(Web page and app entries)

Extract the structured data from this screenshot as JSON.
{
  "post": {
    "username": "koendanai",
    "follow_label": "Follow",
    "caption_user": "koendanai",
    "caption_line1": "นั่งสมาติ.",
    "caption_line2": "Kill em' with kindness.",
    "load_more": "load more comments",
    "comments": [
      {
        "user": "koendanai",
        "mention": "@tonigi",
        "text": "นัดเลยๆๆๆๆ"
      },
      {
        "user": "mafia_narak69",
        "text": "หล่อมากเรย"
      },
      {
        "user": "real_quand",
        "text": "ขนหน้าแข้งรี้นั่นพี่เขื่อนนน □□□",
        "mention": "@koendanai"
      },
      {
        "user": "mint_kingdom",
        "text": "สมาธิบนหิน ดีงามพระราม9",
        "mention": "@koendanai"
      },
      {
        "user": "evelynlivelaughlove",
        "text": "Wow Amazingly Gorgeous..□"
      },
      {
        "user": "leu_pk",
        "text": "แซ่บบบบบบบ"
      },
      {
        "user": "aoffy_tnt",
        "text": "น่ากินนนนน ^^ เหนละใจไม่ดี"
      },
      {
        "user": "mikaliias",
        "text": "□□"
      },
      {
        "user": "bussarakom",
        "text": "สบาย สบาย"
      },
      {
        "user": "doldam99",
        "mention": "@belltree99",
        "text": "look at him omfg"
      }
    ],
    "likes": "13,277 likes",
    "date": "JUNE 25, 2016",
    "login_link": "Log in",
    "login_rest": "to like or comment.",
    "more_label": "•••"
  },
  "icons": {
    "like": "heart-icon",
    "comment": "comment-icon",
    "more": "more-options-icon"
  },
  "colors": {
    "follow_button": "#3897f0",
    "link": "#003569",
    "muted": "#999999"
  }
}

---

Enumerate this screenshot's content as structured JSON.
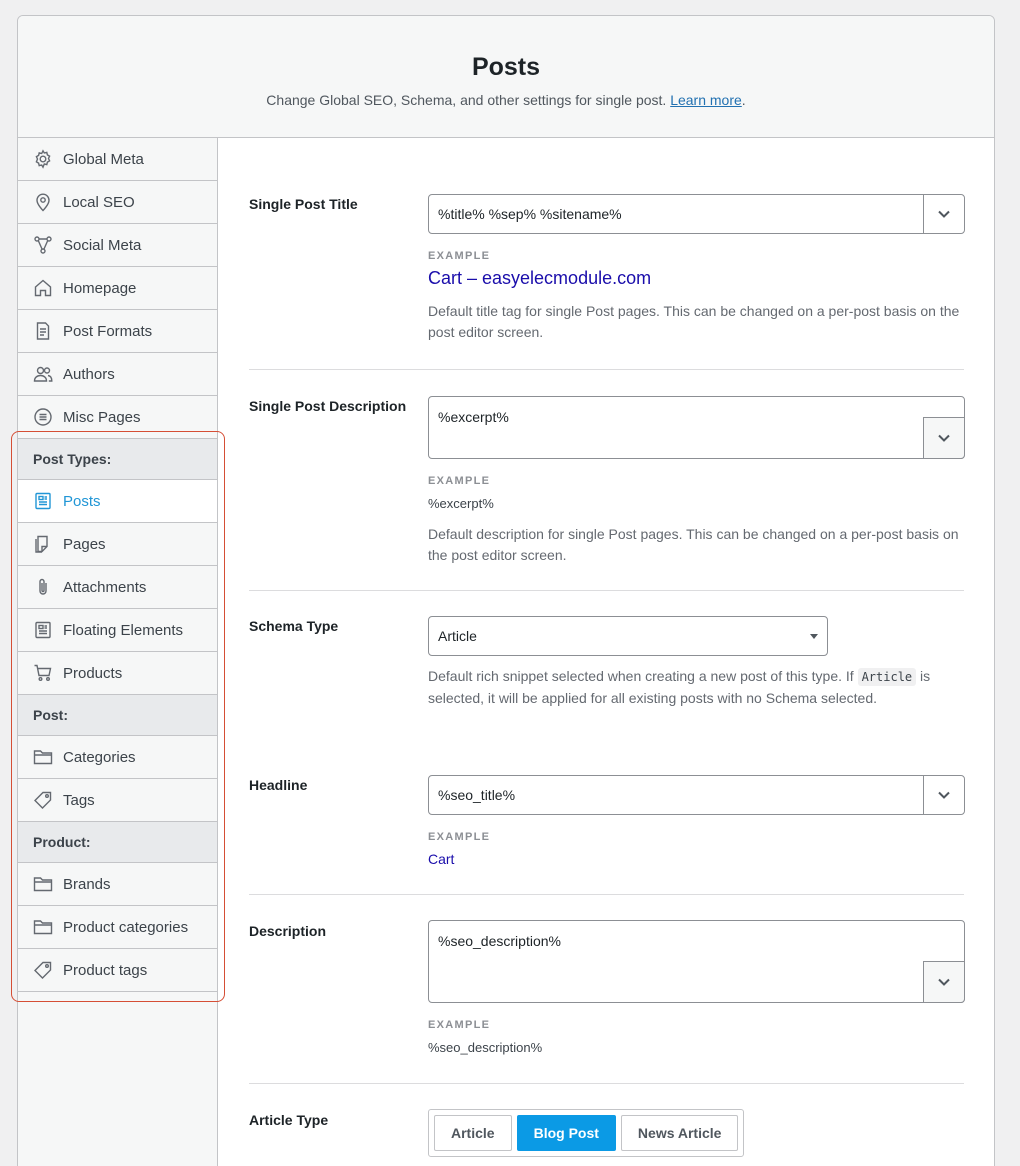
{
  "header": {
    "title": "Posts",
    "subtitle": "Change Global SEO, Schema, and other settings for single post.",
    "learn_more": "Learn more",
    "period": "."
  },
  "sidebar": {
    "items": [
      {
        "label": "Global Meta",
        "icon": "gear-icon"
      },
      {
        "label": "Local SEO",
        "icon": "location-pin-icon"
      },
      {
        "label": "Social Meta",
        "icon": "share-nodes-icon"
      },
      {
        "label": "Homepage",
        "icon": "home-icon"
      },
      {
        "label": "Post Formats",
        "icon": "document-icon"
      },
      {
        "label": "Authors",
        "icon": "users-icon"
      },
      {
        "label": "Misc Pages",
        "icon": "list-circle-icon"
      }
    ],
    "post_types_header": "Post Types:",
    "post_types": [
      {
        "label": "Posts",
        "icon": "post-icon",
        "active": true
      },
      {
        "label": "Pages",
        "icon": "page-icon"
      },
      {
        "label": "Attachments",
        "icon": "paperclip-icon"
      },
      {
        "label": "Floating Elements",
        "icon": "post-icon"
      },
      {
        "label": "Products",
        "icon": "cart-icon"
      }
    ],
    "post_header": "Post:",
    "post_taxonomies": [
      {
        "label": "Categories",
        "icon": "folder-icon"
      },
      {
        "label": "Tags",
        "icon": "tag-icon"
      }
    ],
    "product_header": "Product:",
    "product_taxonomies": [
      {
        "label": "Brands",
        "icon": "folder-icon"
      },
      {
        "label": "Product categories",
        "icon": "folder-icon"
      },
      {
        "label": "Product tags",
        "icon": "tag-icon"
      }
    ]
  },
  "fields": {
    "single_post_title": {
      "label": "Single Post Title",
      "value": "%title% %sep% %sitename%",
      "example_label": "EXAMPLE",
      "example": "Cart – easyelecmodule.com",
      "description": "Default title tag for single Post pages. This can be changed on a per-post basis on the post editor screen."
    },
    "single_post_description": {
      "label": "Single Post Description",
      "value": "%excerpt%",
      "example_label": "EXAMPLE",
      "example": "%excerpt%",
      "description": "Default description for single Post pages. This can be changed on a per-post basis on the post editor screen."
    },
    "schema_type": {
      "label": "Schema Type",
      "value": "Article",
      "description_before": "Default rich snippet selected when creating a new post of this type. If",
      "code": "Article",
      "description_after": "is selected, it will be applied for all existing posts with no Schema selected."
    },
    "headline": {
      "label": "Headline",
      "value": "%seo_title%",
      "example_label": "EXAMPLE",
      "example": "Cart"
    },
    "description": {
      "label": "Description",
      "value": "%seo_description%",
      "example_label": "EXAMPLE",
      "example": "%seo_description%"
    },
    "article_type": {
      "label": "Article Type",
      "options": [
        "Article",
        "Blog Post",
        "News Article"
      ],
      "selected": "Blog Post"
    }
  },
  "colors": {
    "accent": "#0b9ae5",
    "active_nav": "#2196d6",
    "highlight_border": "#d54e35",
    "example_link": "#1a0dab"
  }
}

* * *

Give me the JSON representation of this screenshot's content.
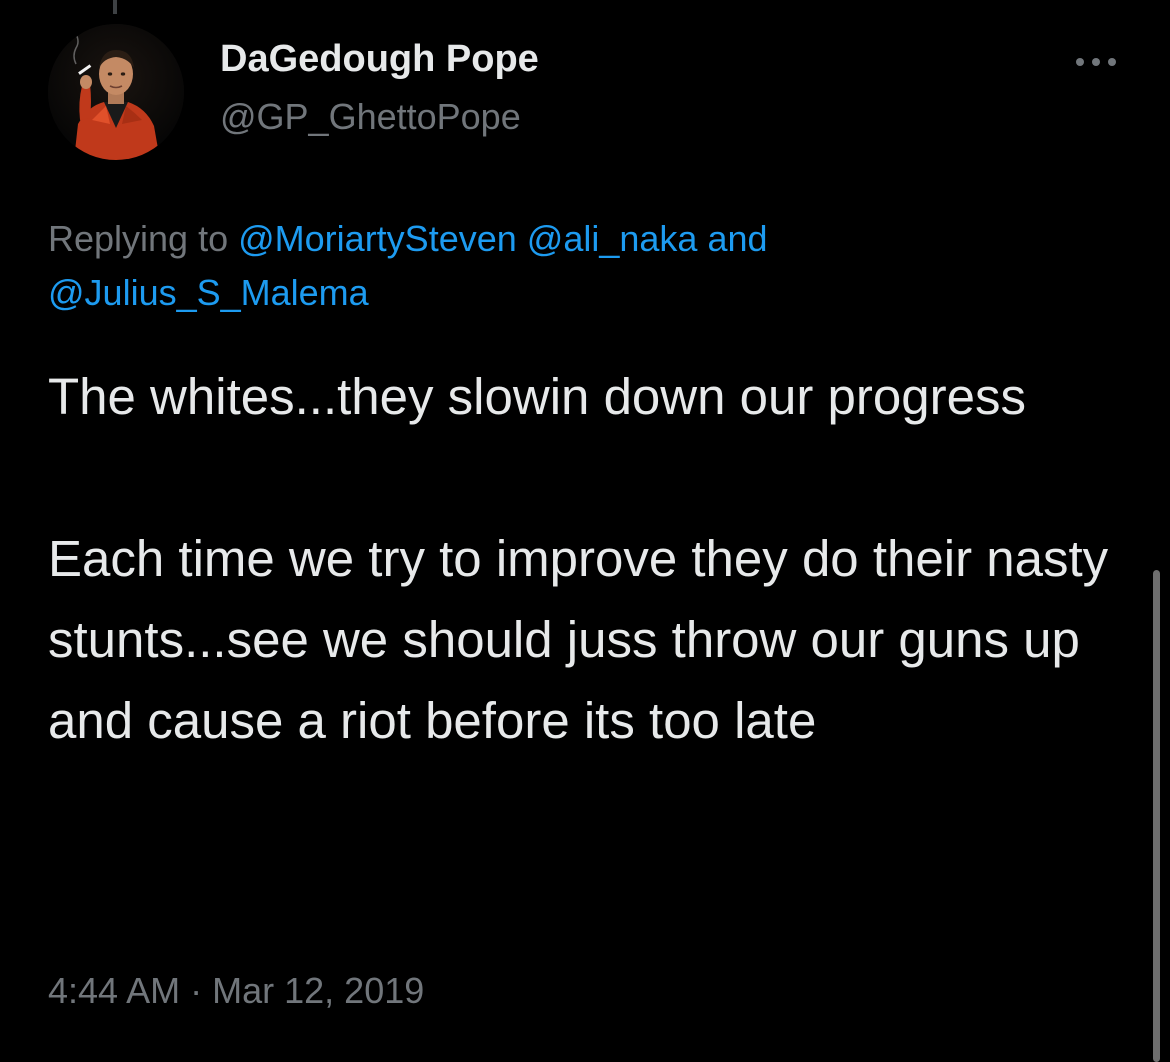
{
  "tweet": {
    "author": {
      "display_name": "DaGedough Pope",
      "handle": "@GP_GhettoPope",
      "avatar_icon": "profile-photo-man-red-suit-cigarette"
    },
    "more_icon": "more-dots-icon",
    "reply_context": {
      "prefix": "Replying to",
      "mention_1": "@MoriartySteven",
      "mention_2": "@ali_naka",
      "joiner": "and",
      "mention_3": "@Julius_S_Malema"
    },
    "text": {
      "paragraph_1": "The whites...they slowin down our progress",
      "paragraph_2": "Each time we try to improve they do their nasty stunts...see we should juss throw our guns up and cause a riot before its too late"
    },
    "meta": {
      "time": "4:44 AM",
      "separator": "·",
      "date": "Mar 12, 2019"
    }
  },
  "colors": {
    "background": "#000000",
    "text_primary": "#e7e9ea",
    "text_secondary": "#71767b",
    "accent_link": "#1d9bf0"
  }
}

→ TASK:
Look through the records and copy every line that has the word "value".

→ EXPECTED ANSWER:
      "value": "%title% %sep% %sitename%",
      "value": "%excerpt%",
      "value": "Article",
      "value": "%seo_title%",
      "value": "%seo_description%",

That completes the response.